Further Collaboration

Although there was preference towards the version B map settings, a majority of users still were confused about what exactly toggling between the options would do in both groups. After collaborating with my project manager and other designers, it seemed best to simply remove the toggle functionality exclusively focus on the "map key" aspect which users seemed to immediately seek when looking at the map for the first time.

Map Filters

I wanted to experiment between two newer versions of the map filter interactions being in their own “module”. In addition, I experimented with including the map settings in the same section which I ended up changing when we did user testing.

Call To Action

In initial testing, users often felt unsatisfied with experience on CEED because there was no clear action to be taken after looking at all the data in front of them. To satisfy this, I designed a module that links to Trim The Waste, a website that precisely educates students on what they can do to reduce their energy use on campus and at home among other things.

Showing Green Buildings

I tested out two versions of the Green Buildings map toggle feature: one that followed the modular design that I had previously drafter, and another that followed design patterns associated with switching between a satellite and normal view on any other interactive map. Users found that the ladder was more efficient, as it made sense given that this feature would trigger a change in the map view, without necessarily changing the map itself.

High-Fidelity Prototype

Next Steps

This project was extended into the Fall and it's expected to soon be handed over to the development team once the product designs are finalized. I plan on continuing to work on this product and implement new designs for a potential onboarding process for users.

Although this project is not yet complete, I have learned so much about the design process and working in a design team throughout the Summer and I have witnessed so much positive change in our product since we first started.


Research, Research, Research!

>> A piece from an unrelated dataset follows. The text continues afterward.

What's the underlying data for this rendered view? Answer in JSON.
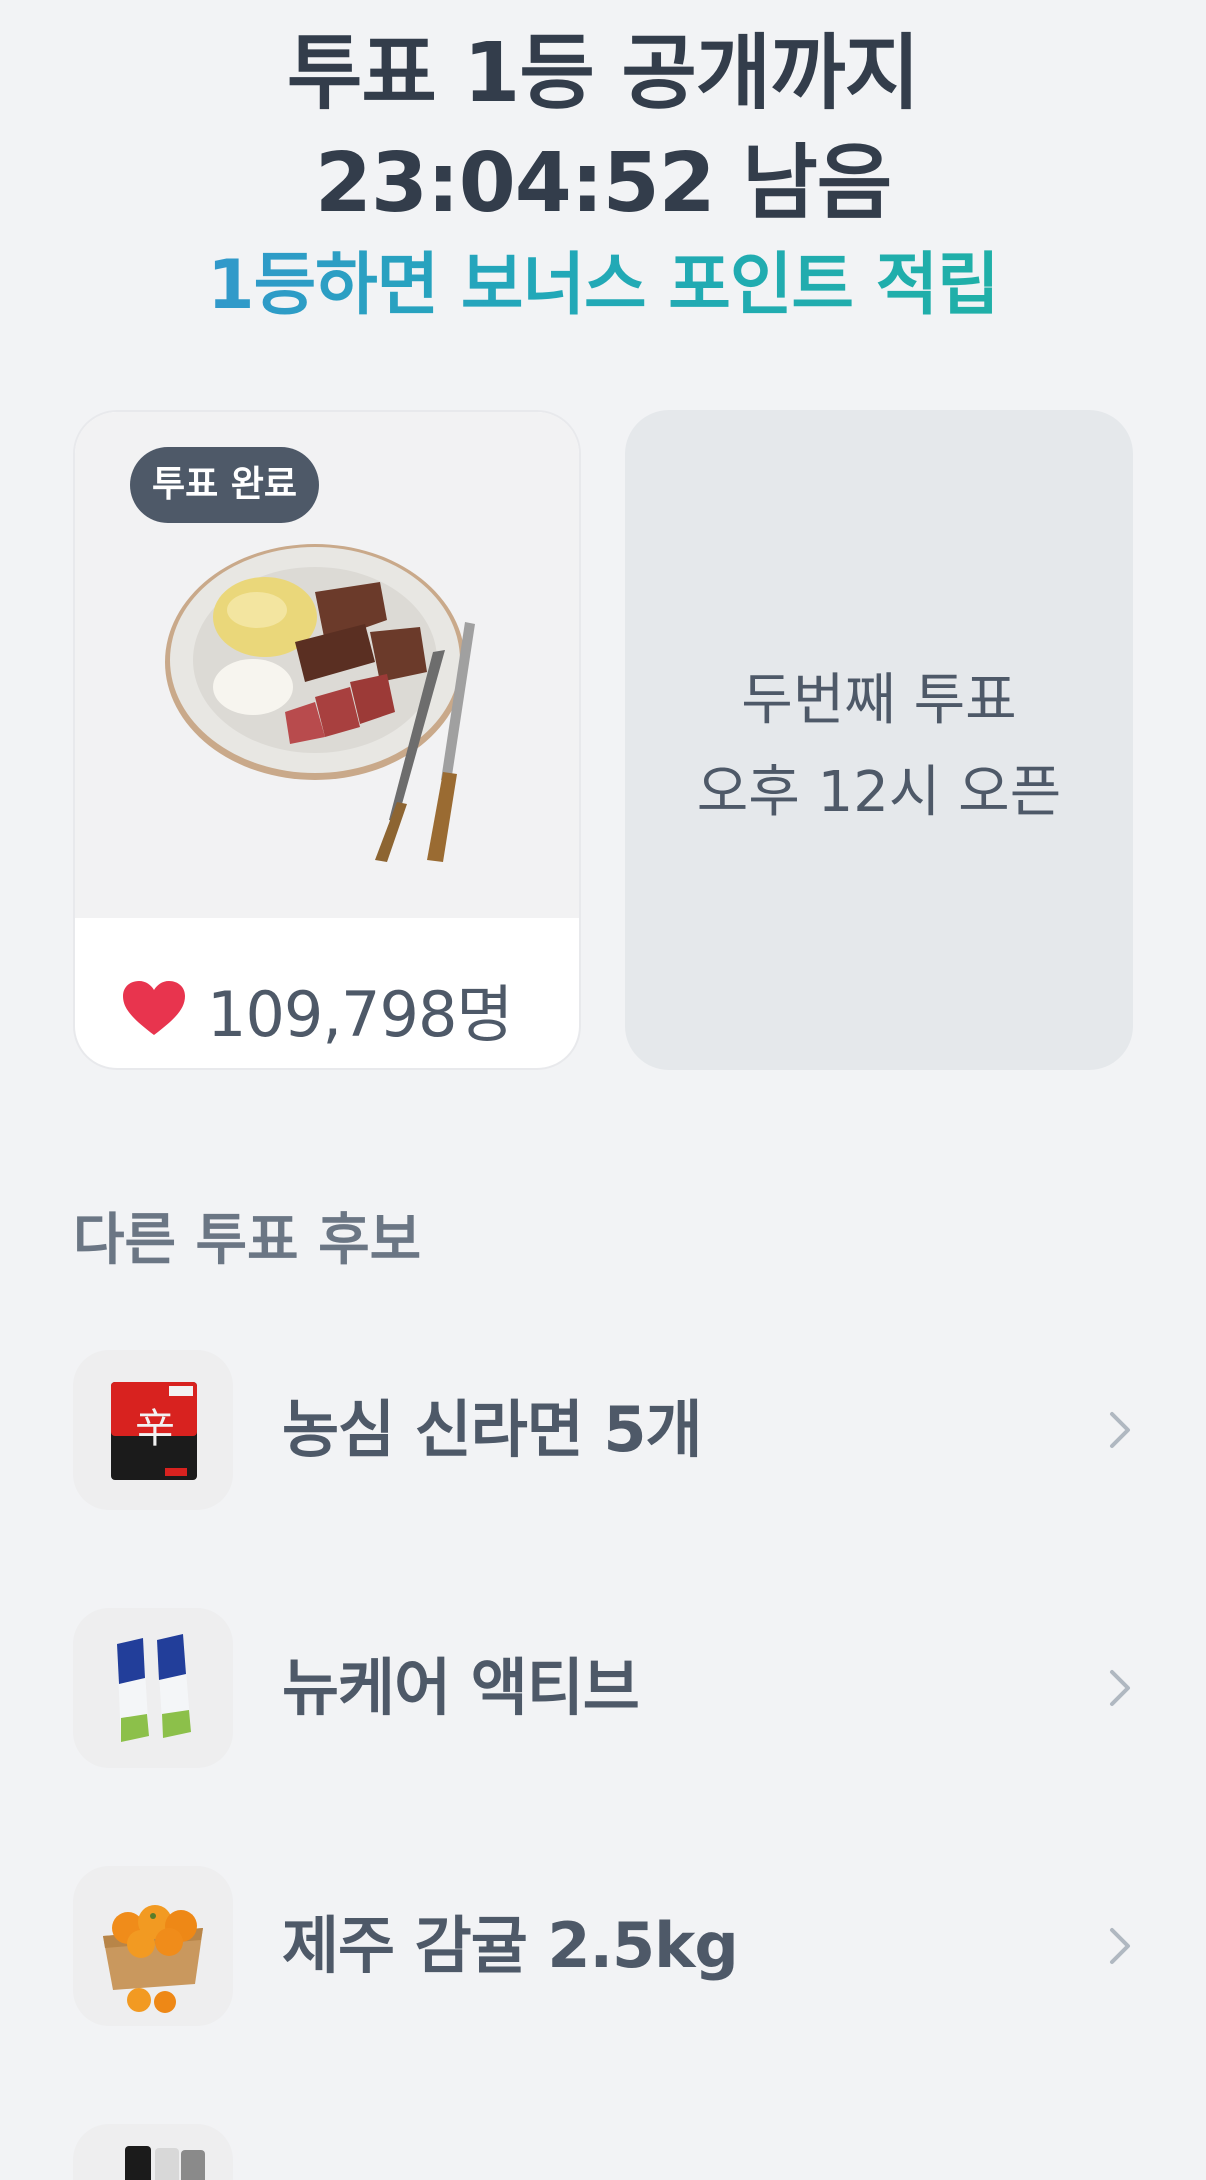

While I have done user research before in previous projects, this project involved a level of depth and focus towards research that I’ve never done before. Due to time constraints and other limiting factors for previous projects, user research often involved things like surveys or a few interviews with users. As a result, I didn’t have too much experience doing more in-depth research and user testing as I’ve done for this project. In creating our research plan for this project, I went through two drafts with my project manager to really understand the goals and intentions for the research we wanted to conduct. It was only by the third draft that I realized the importance of being intentional and selective about the types of research to conduct and interview questions to ask. 

Another important takeaway from this experience was being aware of and preventing bias in research. While I had a general understanding of eliminating bias through research courses and previous projects, I still found myself making leading questions in the early stages of drafting the research plan. In addition, I learned that we as researchers can extract very interesting information by asking questions that are related to the topics we want to directly research and can better clarify user mental models. In our first round of user testing, we started asking about their thoughts on energy in the home, later discovering trends in how they think about energy consumption with housemates in comparison to energy consumption with different buildings on campus.

Users Know Best

When ideation and prototyping features to address certain pain points, there were many instances where our team was deciding between multiple versions of the same feature. There was never a right or wrong answer from us as designers, so it was really important for us to test with more users to see which versions performed better in certain scenarios.

Communication Is Key

In this project I worked alongside the developers for the website at every step of the design process to ensure that we were all familiar with what was going on with CEED and that all the features and interactions ideated were feasible from a developer perspective. Many conversations were held during this process in refining the details of interactions and adjusting accordingly based on our timeline and capabilities.